Virginia Pridefest has been rescheduled to the end of October, but LGBTQ advocates also have Nov. 7 marked on the calendar. 

Tropical storm Ophelia ushered in severe weather that led to the postponement of an event organizers expected to draw thousands to downtown Richmond. 

This story was reported and written by Capital News Service

The new date will be on Oct. 22 at the Bon Secours Training Center, according to Virginia Pride Director James Millner. The event will start at noon, he confirmed, with more details to be announced soon.

Pride is an important event for the Richmond region, Millner said. 

“Pride is, in itself, not a political event, but it sends a very powerful message to those in politics and those in power that the LGBTQ community is resilient,” Millner said. “It’s formidable, and it’s not going to be pushed back into the shadows of society.” 

Most Pride events are held in June around the world to commemorate the Stonewall riots that occurred in 1969. 

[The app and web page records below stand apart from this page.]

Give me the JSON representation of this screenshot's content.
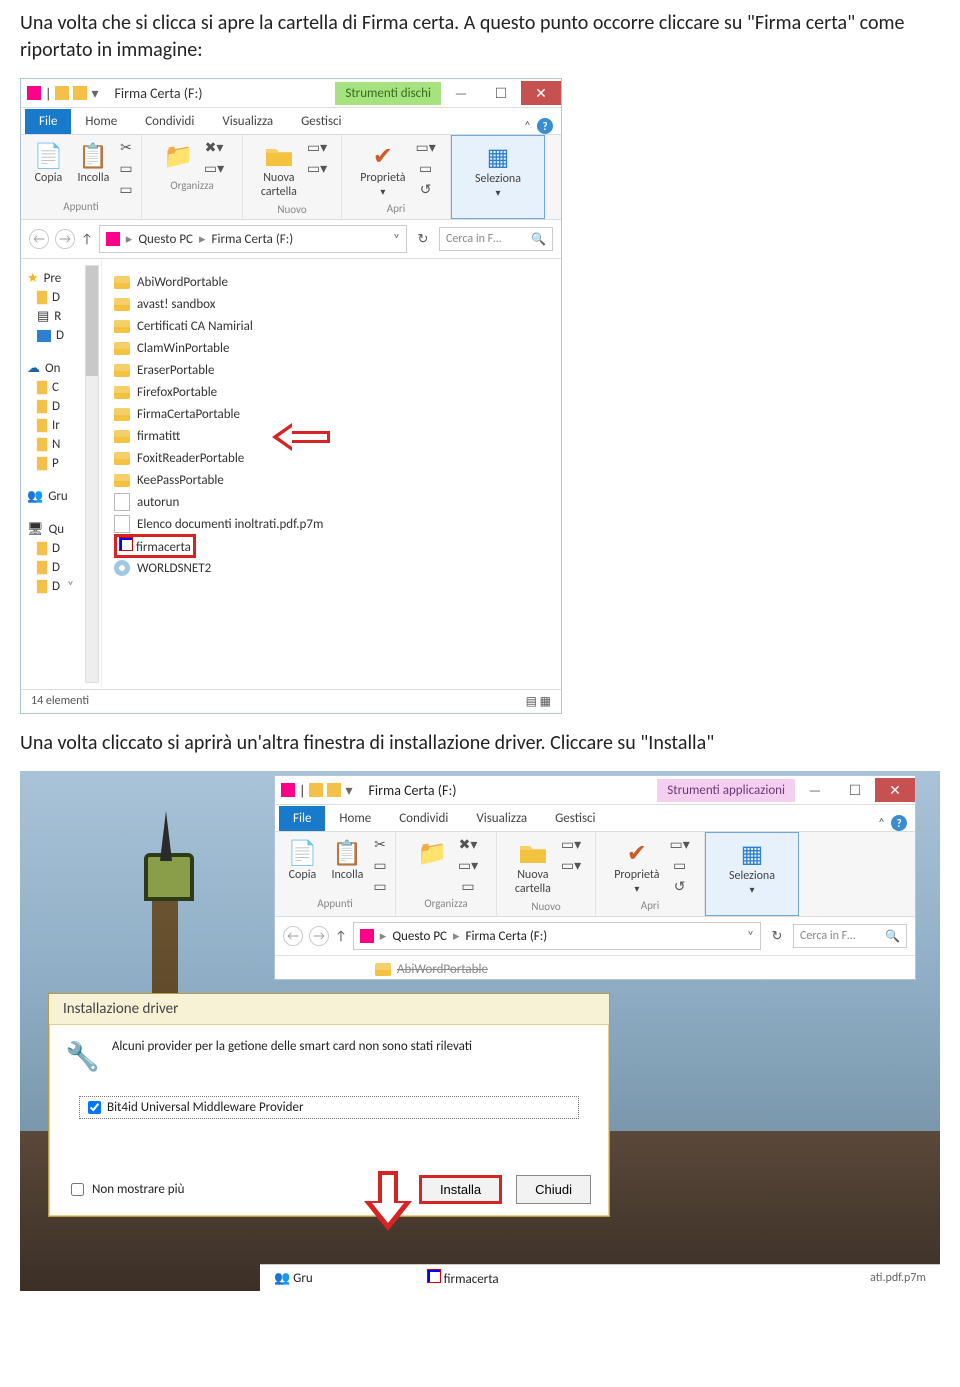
{
  "paragraphs": {
    "p1": "Una volta che si clicca si apre la cartella di Firma certa. A questo punto occorre cliccare su \"Firma certa\" come riportato in immagine:",
    "p2": "Una volta cliccato si aprirà un'altra finestra di installazione driver. Cliccare su \"Installa\""
  },
  "window1": {
    "title": "Firma Certa (F:)",
    "contextTab": "Strumenti dischi",
    "tabs": {
      "file": "File",
      "home": "Home",
      "condividi": "Condividi",
      "visualizza": "Visualizza",
      "gestisci": "Gestisci"
    },
    "ribbon": {
      "copia": "Copia",
      "incolla": "Incolla",
      "appunti": "Appunti",
      "organizza": "Organizza",
      "nuovaCartella": "Nuova\ncartella",
      "nuovo": "Nuovo",
      "proprieta": "Proprietà",
      "apri": "Apri",
      "seleziona": "Seleziona"
    },
    "breadcrumb": {
      "pc": "Questo PC",
      "drive": "Firma Certa (F:)"
    },
    "searchPlaceholder": "Cerca in F…",
    "navItems": [
      "Pre",
      "D",
      "R",
      "D",
      "On",
      "C",
      "D",
      "Ir",
      "N",
      "P",
      "Gru",
      "Qu",
      "D",
      "D",
      "D"
    ],
    "files": [
      {
        "t": "folder",
        "n": "AbiWordPortable"
      },
      {
        "t": "folder",
        "n": "avast! sandbox"
      },
      {
        "t": "folder",
        "n": "Certificati CA Namirial"
      },
      {
        "t": "folder",
        "n": "ClamWinPortable"
      },
      {
        "t": "folder",
        "n": "EraserPortable"
      },
      {
        "t": "folder",
        "n": "FirefoxPortable"
      },
      {
        "t": "folder",
        "n": "FirmaCertaPortable"
      },
      {
        "t": "folder",
        "n": "firmatitt"
      },
      {
        "t": "folder",
        "n": "FoxitReaderPortable"
      },
      {
        "t": "folder",
        "n": "KeePassPortable"
      },
      {
        "t": "file",
        "n": "autorun"
      },
      {
        "t": "file",
        "n": "Elenco documenti inoltrati.pdf.p7m"
      },
      {
        "t": "app",
        "n": "firmacerta",
        "hl": true
      },
      {
        "t": "cd",
        "n": "WORLDSNET2"
      }
    ],
    "status": "14 elementi"
  },
  "window2": {
    "title": "Firma Certa (F:)",
    "contextTab": "Strumenti applicazioni",
    "searchPlaceholder": "Cerca in F…",
    "peek": "AbiWordPortable"
  },
  "dialog": {
    "title": "Installazione driver",
    "message": "Alcuni provider per la getione delle smart card non sono stati rilevati",
    "provider": "Bit4id Universal Middleware Provider",
    "dontShow": "Non mostrare più",
    "installa": "Installa",
    "chiudi": "Chiudi"
  },
  "taskbar": {
    "a": "Gru",
    "b": "firmacerta",
    "c": "ati.pdf.p7m"
  }
}
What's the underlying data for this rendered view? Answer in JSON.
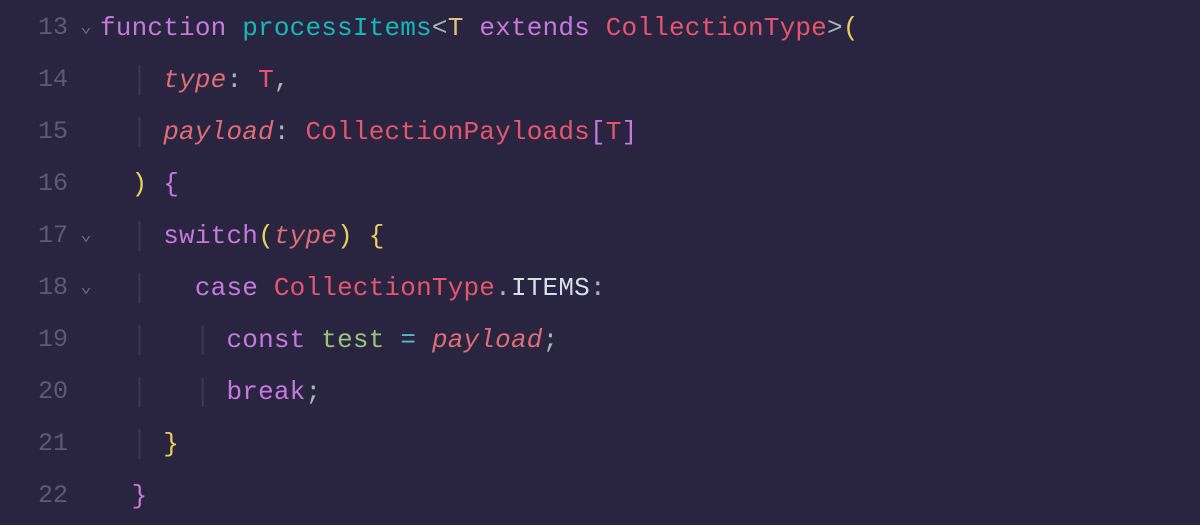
{
  "editor": {
    "lines": [
      {
        "num": "13",
        "fold": "⌄"
      },
      {
        "num": "14",
        "fold": ""
      },
      {
        "num": "15",
        "fold": ""
      },
      {
        "num": "16",
        "fold": ""
      },
      {
        "num": "17",
        "fold": "⌄"
      },
      {
        "num": "18",
        "fold": "⌄"
      },
      {
        "num": "19",
        "fold": ""
      },
      {
        "num": "20",
        "fold": ""
      },
      {
        "num": "21",
        "fold": ""
      },
      {
        "num": "22",
        "fold": ""
      }
    ],
    "tokens": {
      "kw_function": "function",
      "fn_processItems": "processItems",
      "lt": "<",
      "generic_T": "T",
      "kw_extends": "extends",
      "type_CollectionType": "CollectionType",
      "gt": ">",
      "paren_open": "(",
      "param_type": "type",
      "colon": ":",
      "space": " ",
      "T_ref": "T",
      "comma": ",",
      "param_payload": "payload",
      "type_CollectionPayloads": "CollectionPayloads",
      "bracket_open": "[",
      "bracket_close": "]",
      "paren_close": ")",
      "brace_open": "{",
      "kw_switch": "switch",
      "kw_case": "case",
      "dot": ".",
      "prop_ITEMS": "ITEMS",
      "kw_const": "const",
      "var_test": "test",
      "op_eq": "=",
      "ident_payload": "payload",
      "semicolon": ";",
      "kw_break": "break",
      "brace_close": "}",
      "indent_pipe": "│"
    }
  }
}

PrideFest in recent years has been hosted at Brown’s Island, an outdoor riverfront venue that can accommodate the exponentially growing number of attendees. Though the main event was postponed, peripheral indoor events at music venues and clubs still took place, including a Tegan and Sara concert moved to The National.

Up the hill and just under a mile away from Brown’s Island sits the Virginia State Capitol. 

“Every single vote counts”

All 140 seats in the General Assembly are open in November. Both parties are vying to take control of the House and Senate, which are currently split. Republicans have a majority in the House, and Democrats in the Senate. The resulting legislative gridlock has weakened each party’s agenda.

PrideFest would usually include vendors and organizations that connect with attendees and offer voting information, according to Millner. 

“We certainly encourage people to engage in the political process, to let their voices be heard, to show up, to speak out, and to, most importantly, vote,” Millner said.

The next General Assembly session could be a “tipping point” in terms of LGBTQ rights, according to Millner. 

“Think long and hard about how you’re going to vote, and how that vote will impact LGBTQ equality, and how that will impact the ability of LGBTQ people to live authentically, whether it be at work or at home or in school,” Millner said.

Shannon McKay is the co-founder and executive director of He She Ze and We, a nonprofit for transgender and nonbinary people. McKay described PrideFest as “pure joy,” but said its delay was the “right call.” 

PrideFest is an opportunity to center and prepare for the election ahead, McKay said.

“Just being with everyone and kind of filling my bucket for months and months to come that we’re going to need to get through the election and whatever happens in Virginia’s General Assembly,” McKay said. 

Gov. Glenn Youngkin’s administration recently rewrote guidance for Virginia schools, which updated existing policies in place for transgender students. Thousands of students across Virginia walked out of school in protest. 

“Transgender students and non-binary students are at such risk and such danger right now,” McKay said. “We have many, many places that have protective policies in place that consider the rights of transgender students … and they’re considering rolling that back and taking away all of it.” 

Younger LGBTQ people face “tremendous risk,”McKay said.

“I think it’s so important for folks to just, first of all, remember that every single vote counts, and we really need people to vet their candidates,” McKay said. 

Twelve anti-LGBTQ bills were introduced in the Virginia General Assembly earlier this year, according to Sen. Adam Ebbin, D-Alexandria. Ebbin, the first openly gay member elected to the state legislature, encouraged Virginians to consider LGBTQ rights at the ballot box.

“Every piece of progress that Virginia has made to be a forward-thinking state, both for LGBTQ people particularly, as well as the community at large, is at stake on Nov. 7,” Ebbin said. “The rights that we’ve won in Virginia, the only Southern state to outlaw discrimination based on gender identity and sexual orientation, can easily go away.”

Outside of Virginia, over 70 anti-LGBTQ bills were signed into law, according to Ebbin. The Human Rights Campaign tracked over 520 such bills introduced into statehouses across the U.S.

“I hope they will turn out and realize the stakes that, in particular, our allies realize the stakes, what’s at stake for people who believe in equal treatment under the law,” Ebbin said.

One of the notable things about this election is the number of openly LGBTQ candidates on the ballot, according to Ebbin.

“If you’re gay, you should remember you’re gay when you’re voting and that your rights are very much at risk,” Ebbin said. 

Capital News Service is a program of Virginia Commonwealth University's Robertson School of Media and Culture. Students in the program provide state government coverage for a variety of media outlets in Virginia.